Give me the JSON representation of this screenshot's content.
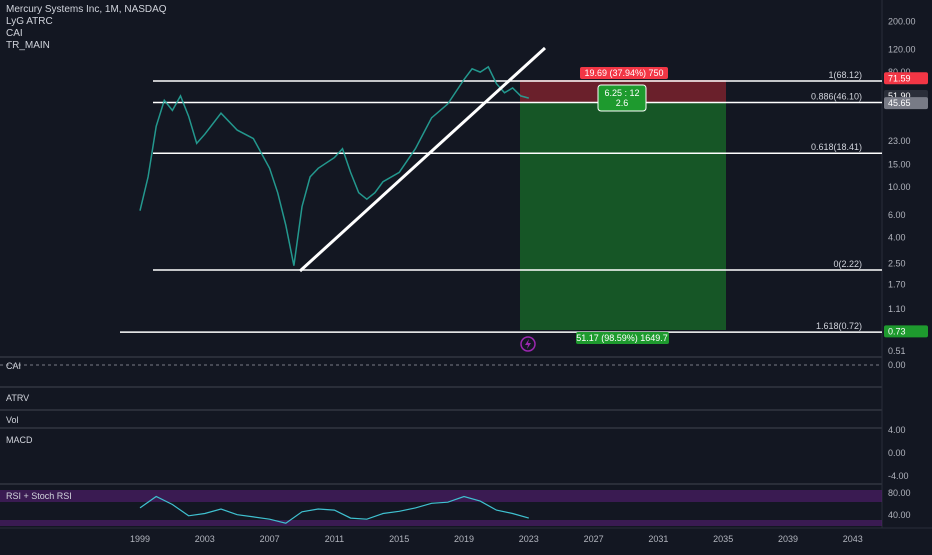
{
  "header": {
    "title": "Mercury Systems Inc, 1M, NASDAQ",
    "indicators": [
      "LyG ATRC",
      "CAI",
      "TR_MAIN"
    ]
  },
  "colors": {
    "background": "#131722",
    "red_zone": "#b22833",
    "green_zone": "#1a8a2a",
    "price_badge_red": "#f23645",
    "price_badge_green": "#1e9a2e",
    "trendline": "#ffffff",
    "rsi": "#3fc1d0",
    "overbought_band": "#5b1f7a"
  },
  "chart_data": {
    "type": "line",
    "x_ticks": [
      "1999",
      "2003",
      "2007",
      "2011",
      "2015",
      "2019",
      "2023",
      "2027",
      "2031",
      "2035",
      "2039",
      "2043"
    ],
    "y_ticks": [
      "200.00",
      "120.00",
      "80.00",
      "51.90",
      "45.65",
      "23.00",
      "15.00",
      "10.00",
      "6.00",
      "4.00",
      "2.50",
      "1.70",
      "1.10",
      "0.51"
    ],
    "y_scale": "log",
    "price_markers": [
      "71.59",
      "51.90",
      "45.65",
      "0.73"
    ],
    "fib_levels": [
      {
        "label": "1(68.12)",
        "value": 68.12
      },
      {
        "label": "0.886(46.10)",
        "value": 46.1
      },
      {
        "label": "0.618(18.41)",
        "value": 18.41
      },
      {
        "label": "0(2.22)",
        "value": 2.22
      },
      {
        "label": "1.618(0.72)",
        "value": 0.72
      }
    ],
    "position_labels": {
      "stop": "19.69 (37.94%) 750",
      "ratio_line1": "6.25 : 12",
      "ratio_line2": "2.6",
      "target": "51.17 (98.59%) 1649.7"
    },
    "price_path": [
      {
        "x": 1999.0,
        "y": 6.5
      },
      {
        "x": 1999.5,
        "y": 12
      },
      {
        "x": 2000.0,
        "y": 30
      },
      {
        "x": 2000.5,
        "y": 48
      },
      {
        "x": 2001.0,
        "y": 40
      },
      {
        "x": 2001.5,
        "y": 52
      },
      {
        "x": 2002.0,
        "y": 36
      },
      {
        "x": 2002.5,
        "y": 22
      },
      {
        "x": 2003.0,
        "y": 26
      },
      {
        "x": 2004.0,
        "y": 38
      },
      {
        "x": 2005.0,
        "y": 28
      },
      {
        "x": 2006.0,
        "y": 24
      },
      {
        "x": 2007.0,
        "y": 14
      },
      {
        "x": 2007.5,
        "y": 9
      },
      {
        "x": 2008.0,
        "y": 5
      },
      {
        "x": 2008.5,
        "y": 2.4
      },
      {
        "x": 2009.0,
        "y": 7
      },
      {
        "x": 2009.5,
        "y": 12
      },
      {
        "x": 2010.0,
        "y": 14
      },
      {
        "x": 2011.0,
        "y": 17
      },
      {
        "x": 2011.5,
        "y": 20
      },
      {
        "x": 2012.0,
        "y": 13
      },
      {
        "x": 2012.5,
        "y": 9
      },
      {
        "x": 2013.0,
        "y": 8
      },
      {
        "x": 2013.5,
        "y": 9
      },
      {
        "x": 2014.0,
        "y": 11
      },
      {
        "x": 2015.0,
        "y": 13
      },
      {
        "x": 2016.0,
        "y": 20
      },
      {
        "x": 2017.0,
        "y": 35
      },
      {
        "x": 2018.0,
        "y": 45
      },
      {
        "x": 2019.0,
        "y": 70
      },
      {
        "x": 2019.5,
        "y": 85
      },
      {
        "x": 2020.0,
        "y": 80
      },
      {
        "x": 2020.5,
        "y": 88
      },
      {
        "x": 2021.0,
        "y": 65
      },
      {
        "x": 2021.5,
        "y": 55
      },
      {
        "x": 2022.0,
        "y": 60
      },
      {
        "x": 2022.5,
        "y": 52
      },
      {
        "x": 2023.0,
        "y": 50
      }
    ],
    "subpanes": [
      {
        "name": "CAI",
        "ticks": [
          "0.00"
        ]
      },
      {
        "name": "ATRV",
        "ticks": []
      },
      {
        "name": "Vol",
        "ticks": []
      },
      {
        "name": "MACD",
        "ticks": [
          "4.00",
          "0.00",
          "-4.00"
        ]
      },
      {
        "name": "RSI + Stoch RSI",
        "ticks": [
          "80.00",
          "40.00"
        ]
      }
    ],
    "rsi_values": [
      {
        "x": 1999.0,
        "y": 62
      },
      {
        "x": 2000.0,
        "y": 82
      },
      {
        "x": 2001.0,
        "y": 68
      },
      {
        "x": 2002.0,
        "y": 48
      },
      {
        "x": 2003.0,
        "y": 52
      },
      {
        "x": 2004.0,
        "y": 60
      },
      {
        "x": 2005.0,
        "y": 50
      },
      {
        "x": 2006.0,
        "y": 46
      },
      {
        "x": 2007.0,
        "y": 42
      },
      {
        "x": 2008.0,
        "y": 35
      },
      {
        "x": 2009.0,
        "y": 55
      },
      {
        "x": 2010.0,
        "y": 60
      },
      {
        "x": 2011.0,
        "y": 58
      },
      {
        "x": 2012.0,
        "y": 44
      },
      {
        "x": 2013.0,
        "y": 42
      },
      {
        "x": 2014.0,
        "y": 52
      },
      {
        "x": 2015.0,
        "y": 56
      },
      {
        "x": 2016.0,
        "y": 62
      },
      {
        "x": 2017.0,
        "y": 70
      },
      {
        "x": 2018.0,
        "y": 72
      },
      {
        "x": 2019.0,
        "y": 82
      },
      {
        "x": 2020.0,
        "y": 74
      },
      {
        "x": 2021.0,
        "y": 58
      },
      {
        "x": 2022.0,
        "y": 52
      },
      {
        "x": 2023.0,
        "y": 44
      }
    ]
  }
}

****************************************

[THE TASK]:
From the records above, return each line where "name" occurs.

[EXERCISE OUTPUT]:
        "name": "CAI",
        "name": "ATRV",
        "name": "Vol",
        "name": "MACD",
        "name": "RSI + Stoch RSI",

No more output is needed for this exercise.